### About this exercise
Set every entry below down once more, exactly as it stands, without images.

### Dataset content
* * * *
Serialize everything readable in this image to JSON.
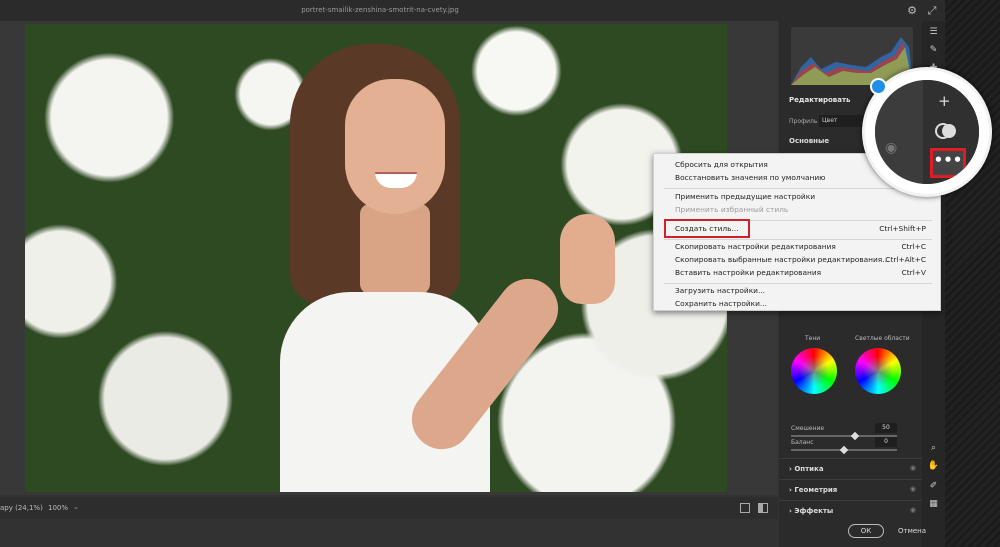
{
  "titlebar": {
    "filename": "portret-smailik-zenshina-smotrit-na-cvety.jpg"
  },
  "statusbar": {
    "fit_label": "ару (24,1%)",
    "zoom_label": "100%",
    "caret": "⌄"
  },
  "panel": {
    "edit_title": "Редактировать",
    "profile_label": "Профиль",
    "profile_value": "Цвет",
    "basic_label": "Основные",
    "shadows_label": "Тени",
    "highlights_label": "Светлые области",
    "blending_label": "Смешение",
    "blending_value": "50",
    "balance_label": "Баланс",
    "balance_value": "0",
    "optics_label": "Оптика",
    "geometry_label": "Геометрия",
    "effects_label": "Эффекты",
    "blending_fraction": 0.6,
    "balance_fraction": 0.5
  },
  "buttons": {
    "ok": "ОК",
    "cancel": "Отмена"
  },
  "menu": {
    "items": [
      {
        "label": "Сбросить для открытия",
        "shortcut": "",
        "disabled": false
      },
      {
        "label": "Восстановить значения по умолчанию",
        "shortcut": "",
        "disabled": false
      },
      {
        "label": "Применить предыдущие настройки",
        "shortcut": "",
        "disabled": false
      },
      {
        "label": "Применить избранный стиль",
        "shortcut": "",
        "disabled": true
      },
      {
        "label": "Создать стиль...",
        "shortcut": "Ctrl+Shift+P",
        "disabled": false
      },
      {
        "label": "Скопировать настройки редактирования",
        "shortcut": "Ctrl+C",
        "disabled": false
      },
      {
        "label": "Скопировать выбранные настройки редактирования...",
        "shortcut": "Ctrl+Alt+C",
        "disabled": false
      },
      {
        "label": "Вставить настройки редактирования",
        "shortcut": "Ctrl+V",
        "disabled": false
      },
      {
        "label": "Загрузить настройки...",
        "shortcut": "",
        "disabled": false
      },
      {
        "label": "Сохранить настройки...",
        "shortcut": "",
        "disabled": false
      }
    ]
  },
  "icons": {
    "settings": "gear-icon",
    "expand": "expand-icon",
    "more": "more-icon"
  },
  "colors": {
    "highlight_red": "#d0202a",
    "accent_blue": "#1e8ee8"
  }
}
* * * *
### Result of the exercise
Serialize everything readable in this image to JSON.
{
  "titlebar": {
    "filename": "portret-smailik-zenshina-smotrit-na-cvety.jpg"
  },
  "statusbar": {
    "fit_label": "ару (24,1%)",
    "zoom_label": "100%",
    "caret": "⌄"
  },
  "panel": {
    "edit_title": "Редактировать",
    "profile_label": "Профиль",
    "profile_value": "Цвет",
    "basic_label": "Основные",
    "shadows_label": "Тени",
    "highlights_label": "Светлые области",
    "blending_label": "Смешение",
    "blending_value": "50",
    "balance_label": "Баланс",
    "balance_value": "0",
    "optics_label": "Оптика",
    "geometry_label": "Геометрия",
    "effects_label": "Эффекты",
    "blending_fraction": 0.6,
    "balance_fraction": 0.5
  },
  "buttons": {
    "ok": "ОК",
    "cancel": "Отмена"
  },
  "menu": {
    "items": [
      {
        "label": "Сбросить для открытия",
        "shortcut": "",
        "disabled": false
      },
      {
        "label": "Восстановить значения по умолчанию",
        "shortcut": "",
        "disabled": false
      },
      {
        "label": "Применить предыдущие настройки",
        "shortcut": "",
        "disabled": false
      },
      {
        "label": "Применить избранный стиль",
        "shortcut": "",
        "disabled": true
      },
      {
        "label": "Создать стиль...",
        "shortcut": "Ctrl+Shift+P",
        "disabled": false
      },
      {
        "label": "Скопировать настройки редактирования",
        "shortcut": "Ctrl+C",
        "disabled": false
      },
      {
        "label": "Скопировать выбранные настройки редактирования...",
        "shortcut": "Ctrl+Alt+C",
        "disabled": false
      },
      {
        "label": "Вставить настройки редактирования",
        "shortcut": "Ctrl+V",
        "disabled": false
      },
      {
        "label": "Загрузить настройки...",
        "shortcut": "",
        "disabled": false
      },
      {
        "label": "Сохранить настройки...",
        "shortcut": "",
        "disabled": false
      }
    ]
  },
  "icons": {
    "settings": "gear-icon",
    "expand": "expand-icon",
    "more": "more-icon"
  },
  "colors": {
    "highlight_red": "#d0202a",
    "accent_blue": "#1e8ee8"
  }
}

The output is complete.